So Google and Yahoo! had to agree to “censor” the Internet because certain search results will vividly show evidence of things that the Chinese government would rather pretend didn’t exist – like Tiananmen Square. A search for Tiananmen Square leads the Chinese Internet user to a blank page. At least it did…

Alcoa Misses

Alcoa (NYSE:AA) didn’t beat earnings expectations. It came in with a $0.01 profit after charges, instead of the $0.05 that analysts were expecting. That’s a big miss, and I’m surprised, especially since reported revenues ($5.43 billion) were better than expected ($4.86 billion).
Alcoa CFO complained that the company was hit with $65 million in power costs and currency losses and another $250 million in acquisition related charges. Even so, Alcoa was never going to meet earnings on the expected revenues. Given that revenues showed healthy improvement due to increased demand and prices for aluminum, I can’t help but wonder of Alcoa’s miss is its own fault.

 

Bullish on Earnings

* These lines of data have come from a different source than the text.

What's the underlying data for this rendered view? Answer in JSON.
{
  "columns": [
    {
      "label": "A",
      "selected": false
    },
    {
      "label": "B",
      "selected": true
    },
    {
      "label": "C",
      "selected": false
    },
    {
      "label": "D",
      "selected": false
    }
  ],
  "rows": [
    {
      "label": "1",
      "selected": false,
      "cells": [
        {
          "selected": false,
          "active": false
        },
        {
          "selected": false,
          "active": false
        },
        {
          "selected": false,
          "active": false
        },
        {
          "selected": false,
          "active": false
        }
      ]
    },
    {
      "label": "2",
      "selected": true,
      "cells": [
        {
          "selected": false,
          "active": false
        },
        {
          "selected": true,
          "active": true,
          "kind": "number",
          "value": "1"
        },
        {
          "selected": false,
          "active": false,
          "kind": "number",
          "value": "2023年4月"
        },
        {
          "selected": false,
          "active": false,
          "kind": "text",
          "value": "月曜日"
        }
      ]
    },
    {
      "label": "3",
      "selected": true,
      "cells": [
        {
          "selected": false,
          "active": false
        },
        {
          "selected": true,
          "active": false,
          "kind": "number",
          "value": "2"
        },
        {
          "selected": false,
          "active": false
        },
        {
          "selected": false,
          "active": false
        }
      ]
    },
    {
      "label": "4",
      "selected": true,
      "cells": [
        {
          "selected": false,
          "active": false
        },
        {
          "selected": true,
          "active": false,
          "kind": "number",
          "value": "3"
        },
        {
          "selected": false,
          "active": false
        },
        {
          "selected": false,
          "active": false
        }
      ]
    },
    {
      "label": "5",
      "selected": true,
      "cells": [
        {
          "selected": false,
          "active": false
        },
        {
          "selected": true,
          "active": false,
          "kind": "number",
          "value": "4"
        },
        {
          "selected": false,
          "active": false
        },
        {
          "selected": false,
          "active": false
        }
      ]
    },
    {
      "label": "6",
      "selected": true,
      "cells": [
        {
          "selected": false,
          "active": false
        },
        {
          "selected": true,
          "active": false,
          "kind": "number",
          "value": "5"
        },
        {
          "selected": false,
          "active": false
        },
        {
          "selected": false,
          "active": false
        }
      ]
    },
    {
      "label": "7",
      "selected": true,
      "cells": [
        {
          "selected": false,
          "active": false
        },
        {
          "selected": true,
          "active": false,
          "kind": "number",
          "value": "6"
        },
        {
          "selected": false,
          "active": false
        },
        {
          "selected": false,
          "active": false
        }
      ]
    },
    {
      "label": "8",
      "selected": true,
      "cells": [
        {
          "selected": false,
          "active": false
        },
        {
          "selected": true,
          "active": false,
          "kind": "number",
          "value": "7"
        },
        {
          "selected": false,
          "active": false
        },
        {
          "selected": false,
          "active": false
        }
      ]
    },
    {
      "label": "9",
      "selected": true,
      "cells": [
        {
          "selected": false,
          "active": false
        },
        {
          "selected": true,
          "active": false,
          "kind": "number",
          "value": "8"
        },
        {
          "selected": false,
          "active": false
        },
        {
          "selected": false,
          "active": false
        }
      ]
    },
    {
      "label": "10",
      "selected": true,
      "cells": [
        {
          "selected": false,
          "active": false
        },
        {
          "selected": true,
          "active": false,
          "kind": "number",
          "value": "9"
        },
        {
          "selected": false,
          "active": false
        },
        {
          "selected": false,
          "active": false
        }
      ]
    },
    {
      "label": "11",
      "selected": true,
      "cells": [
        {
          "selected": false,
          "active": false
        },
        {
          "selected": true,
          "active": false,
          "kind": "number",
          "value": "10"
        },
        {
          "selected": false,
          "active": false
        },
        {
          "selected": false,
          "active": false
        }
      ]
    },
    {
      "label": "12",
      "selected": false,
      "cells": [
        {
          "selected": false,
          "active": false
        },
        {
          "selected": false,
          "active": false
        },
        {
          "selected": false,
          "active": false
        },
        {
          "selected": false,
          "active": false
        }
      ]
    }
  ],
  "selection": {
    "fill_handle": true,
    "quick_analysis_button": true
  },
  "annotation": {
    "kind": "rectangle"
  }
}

*****Oil is pushing past $83 a barrel after China reported a 21% increase in oil imports during the fourth quarter. That’s a huge jump, and serves as a perfect counter-point to the analysts who have been saying that supply and demand fundamentals don’t support the current price for oil.
The problem seems to be that some analysts only look at the supply and demand numbers for the U.S. And even then, they seem to be fixated on inventory numbers. That’s simply not enough information.
Oil is a global commodity. And while the U.S. may be the biggest user, the most growth in oil consumption comes from emerging markets, like China. If you simply ignore China and the fact that global production is falling, it’s easy to come to the mistaken conclusion that oil prices should be lower.
*****As oil prices rise, it makes other energy sources more valuable, too. Alternative energy stocks rise with oil prices. And we’ve seen natural gas prices rally from an important bottom in recent weeks.
Coal is another energy source that’s becoming more valuable as oil prices rise.
With carbon emission caps looming in the U.S. and a global debate on curbing carbon emissions that most recently landed in Copenhagen, many investors have turned their back on coal. But that could be a mistake.